Rickman understands that parents want the best for their children. But some students, she says, pose a threat no matter what the school does. “Parents love their kids so much,’' she says, “that sometimes they don’t want to believe the extent of their children’s problems, so they look for something else to blame it on.’'

Judy Evans of Susquehanna, Pa., is a parent who says she understands the extent of her 15-year-old daughter’s problems but still doesn’t think the local district is doing enough. In the fall of 1993, her daughter, who is mildly mentally retarded and has attention-deficit disorder, moved from a special school for disabled students to a regular classroom in her neighborhood school. It’s been a rocky time ever since; the girl was suspended so many times last year that Evans had to quit her job because she was leaving work so often to pick up her daughter.

Evans says that, among other things, her daughter’s teacher wanted her to stop grinding her teeth and shuffling her feet because she found them distracting. “I do expect her to be disciplined,’' the mother says of her daughter, “but not for something she can’t control.’' At times, her daughter lashed out physically in class. But Evans thinks this behavior stemmed from an education program that had not been adapted to meet the girl’s capabilities.

Stephen Griffen, who teaches students with severe behavior disorders at Cleveland’s Paul Revere Elementary School, says suspension is one way he occasionally gets a little “breathing space’’ from a particularly difficult student. Recently, one of his students exposed himself in the school cafeteria, and it took several adults to restrain him. “He can totally destroy a room and turn it upside down,’' Griffen says of the student. “You’re always on the edge; every kid is capable of a sudden explosion.’'

Griffen acknowledges that he at times feels more like a babysitter than a teacher. Some of his colleagues, he says, occasionally ask him why he is unable to do anything with his students. “I say, ‘I am [doing something]. I’m taking them out of your class so that you can teach,’ '' Griffen explains. “They don’t understand what it takes.’'

The federal courts do occasionally side with schools when it comes to disciplining students with disabilities. For example, Hillsborough County school officials in Tampa, Fla., recently persuaded a federal judge to remove an autistic student from Jenna Hodgens’ special education class at Chamberlain High School. Hodgens has spent 11 years working with severely emotionally disturbed students. Her class of 10 is populated by autistic and developmentally disabled students, but this 17-year-old autistic student proved to be an extraordinary challenge, even with a full-time aide. According to officials, the student hit Hodgens and other staff members and punched classmates on several occasions.

“I was scared for myself and my other kids--the whole air of the classroom is so unpredictable,’' Hodgens says. “Nobody goes to a job expecting to be hit. It should never be OK.’'

Back in Huntington Beach, Calif., Janet Edwards is still upset by what happened to her son last year in Jimmy P.'s kindergarten class. When Jimmy first started in the class, Edwards says she welcomed the move; it was an opportunity for her son to learn about diversity. She doesn’t see it that way now.

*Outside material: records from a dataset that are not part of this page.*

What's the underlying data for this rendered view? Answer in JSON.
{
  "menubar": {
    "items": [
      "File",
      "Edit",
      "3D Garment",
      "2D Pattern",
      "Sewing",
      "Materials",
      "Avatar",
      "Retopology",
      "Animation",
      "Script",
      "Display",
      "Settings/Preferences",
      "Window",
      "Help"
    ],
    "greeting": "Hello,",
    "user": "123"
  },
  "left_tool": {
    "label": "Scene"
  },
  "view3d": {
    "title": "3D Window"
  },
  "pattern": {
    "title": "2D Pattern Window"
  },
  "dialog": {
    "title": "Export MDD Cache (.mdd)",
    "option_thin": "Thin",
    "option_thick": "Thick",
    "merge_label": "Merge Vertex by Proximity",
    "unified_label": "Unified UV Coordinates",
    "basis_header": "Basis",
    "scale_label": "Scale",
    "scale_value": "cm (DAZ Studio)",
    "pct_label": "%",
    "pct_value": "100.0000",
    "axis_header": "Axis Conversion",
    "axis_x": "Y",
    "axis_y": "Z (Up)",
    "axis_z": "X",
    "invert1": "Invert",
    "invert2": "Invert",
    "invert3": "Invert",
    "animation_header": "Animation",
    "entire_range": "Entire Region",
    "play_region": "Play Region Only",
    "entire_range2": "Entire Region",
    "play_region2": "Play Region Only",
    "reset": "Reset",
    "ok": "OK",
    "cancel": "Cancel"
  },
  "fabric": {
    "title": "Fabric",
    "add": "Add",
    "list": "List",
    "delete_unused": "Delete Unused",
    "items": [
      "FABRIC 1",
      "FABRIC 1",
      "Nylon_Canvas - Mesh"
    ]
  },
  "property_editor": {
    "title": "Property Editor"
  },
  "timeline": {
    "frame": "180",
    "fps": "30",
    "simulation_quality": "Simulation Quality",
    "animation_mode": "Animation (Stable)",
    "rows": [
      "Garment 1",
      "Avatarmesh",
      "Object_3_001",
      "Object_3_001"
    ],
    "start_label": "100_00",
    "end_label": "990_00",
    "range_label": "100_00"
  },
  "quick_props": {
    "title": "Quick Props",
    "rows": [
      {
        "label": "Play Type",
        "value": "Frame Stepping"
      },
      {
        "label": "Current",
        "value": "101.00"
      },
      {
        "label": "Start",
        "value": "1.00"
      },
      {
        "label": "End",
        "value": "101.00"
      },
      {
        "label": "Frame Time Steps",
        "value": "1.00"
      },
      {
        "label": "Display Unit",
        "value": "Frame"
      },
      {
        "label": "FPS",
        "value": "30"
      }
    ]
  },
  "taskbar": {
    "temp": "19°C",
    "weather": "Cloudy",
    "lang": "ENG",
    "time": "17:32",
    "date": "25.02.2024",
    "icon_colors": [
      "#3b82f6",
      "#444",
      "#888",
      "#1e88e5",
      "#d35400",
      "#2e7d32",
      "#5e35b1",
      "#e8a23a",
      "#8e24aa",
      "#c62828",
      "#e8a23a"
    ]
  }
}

Still, Edwards says she might be willing to give full inclusion another shot--but only with her 3rd grade daughter, not her son. “My son had his kindergarten year wrecked, and he won’t get it back,’' she says. “What about a fair and safe education for my son?’'
--Lynn Schnaiberg

A version of this article appeared in the February 01, 1995 edition of Teacher as Special Treatment